Submitted By mzhannyrn
Competency Differences in Nursing: Associates Degree verses Bachelor’s Degree
Grand Canyon University
October 25, 2014
The path one takes to achieve their degree in the field of nursing has a great outcome on the care their patients receive. This paper is going to first explain the two main routes of education one can take to become a nurse, the associate’s and bachelor’s degree. Then it is going to show a few examples of competencies that differ in patient care when a patient is cared for by an associate’s degree verses a bachelor’s degree nurse. Then finally this paper is going to give a personal patient care example of care that differed when given by an AND verses a BSN nurse.
Associates Degree (ADN)
An associate’s degree in nursing (ADN) is a two year academic degree awarded by a community college. This degree usually requires at least one year of prerequisites prior to entering the nursing program. The ADN was first introduced in 1956 by Mildred Montag to help alleviate the nursing shortage after World War II (GCU, 2014). Ms. Montag envisioned a new level of nurse from the current apprentice nurse that was trained at a hospital and the BSN nurse that was trained at a four year university. Ms. Montag created a degree program that would allow nurses to be trained at a faster pace and also attract students that did not fit into the hospital trained setting or who did not have time for a four year degree. The first ADN programs helped attract the older students and those who were married, widowed or separated because hospital programs did not allow older or married students (Mahaffey PhD, 2002).

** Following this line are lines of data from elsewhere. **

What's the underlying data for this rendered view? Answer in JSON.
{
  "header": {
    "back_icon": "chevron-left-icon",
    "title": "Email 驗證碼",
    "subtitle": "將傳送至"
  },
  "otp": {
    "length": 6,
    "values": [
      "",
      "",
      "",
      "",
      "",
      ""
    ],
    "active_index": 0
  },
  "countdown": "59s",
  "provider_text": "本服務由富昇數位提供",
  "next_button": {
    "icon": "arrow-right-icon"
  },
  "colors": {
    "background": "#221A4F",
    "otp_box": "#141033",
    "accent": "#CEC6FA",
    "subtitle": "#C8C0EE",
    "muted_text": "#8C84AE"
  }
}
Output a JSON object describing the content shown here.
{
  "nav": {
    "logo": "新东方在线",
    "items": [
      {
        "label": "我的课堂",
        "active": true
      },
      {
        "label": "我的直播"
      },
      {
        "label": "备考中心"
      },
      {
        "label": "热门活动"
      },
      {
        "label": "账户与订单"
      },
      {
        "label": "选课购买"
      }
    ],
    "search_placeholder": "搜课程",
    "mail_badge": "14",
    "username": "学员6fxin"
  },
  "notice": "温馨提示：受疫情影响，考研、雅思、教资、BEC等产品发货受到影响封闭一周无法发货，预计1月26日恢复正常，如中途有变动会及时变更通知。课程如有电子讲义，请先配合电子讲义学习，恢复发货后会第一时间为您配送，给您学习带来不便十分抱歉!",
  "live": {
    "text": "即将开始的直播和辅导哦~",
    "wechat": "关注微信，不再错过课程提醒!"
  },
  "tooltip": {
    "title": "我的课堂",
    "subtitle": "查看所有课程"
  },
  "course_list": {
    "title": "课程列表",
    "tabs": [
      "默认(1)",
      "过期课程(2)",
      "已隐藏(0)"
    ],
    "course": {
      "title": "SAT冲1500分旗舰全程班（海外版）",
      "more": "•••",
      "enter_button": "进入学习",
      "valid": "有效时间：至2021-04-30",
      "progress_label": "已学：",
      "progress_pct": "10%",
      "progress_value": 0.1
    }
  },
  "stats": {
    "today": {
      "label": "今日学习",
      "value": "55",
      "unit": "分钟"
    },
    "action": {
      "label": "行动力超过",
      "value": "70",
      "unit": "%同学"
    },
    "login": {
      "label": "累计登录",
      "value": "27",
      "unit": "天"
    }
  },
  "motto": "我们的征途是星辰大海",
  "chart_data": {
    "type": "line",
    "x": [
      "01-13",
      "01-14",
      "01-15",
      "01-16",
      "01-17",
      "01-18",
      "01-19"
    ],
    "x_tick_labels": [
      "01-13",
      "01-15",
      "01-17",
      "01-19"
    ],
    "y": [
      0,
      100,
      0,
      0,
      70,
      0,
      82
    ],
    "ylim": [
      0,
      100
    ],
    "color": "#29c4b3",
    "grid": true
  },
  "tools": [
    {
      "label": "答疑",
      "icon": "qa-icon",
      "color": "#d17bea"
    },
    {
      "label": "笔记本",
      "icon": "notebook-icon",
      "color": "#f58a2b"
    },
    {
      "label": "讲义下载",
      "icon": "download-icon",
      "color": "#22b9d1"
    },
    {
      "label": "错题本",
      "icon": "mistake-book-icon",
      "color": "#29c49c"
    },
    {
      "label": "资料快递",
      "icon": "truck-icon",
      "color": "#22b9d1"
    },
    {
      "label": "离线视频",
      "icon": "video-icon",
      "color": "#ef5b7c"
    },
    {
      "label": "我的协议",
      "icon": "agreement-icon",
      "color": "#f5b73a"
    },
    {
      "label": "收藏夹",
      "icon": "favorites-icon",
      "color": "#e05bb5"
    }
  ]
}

Bachelor’s Degree (BSN) A Bachelor’s degree in nursing (BSN) is a four year academic degree awarded by a University. The BSN program usually requires little to no prerequisites because their...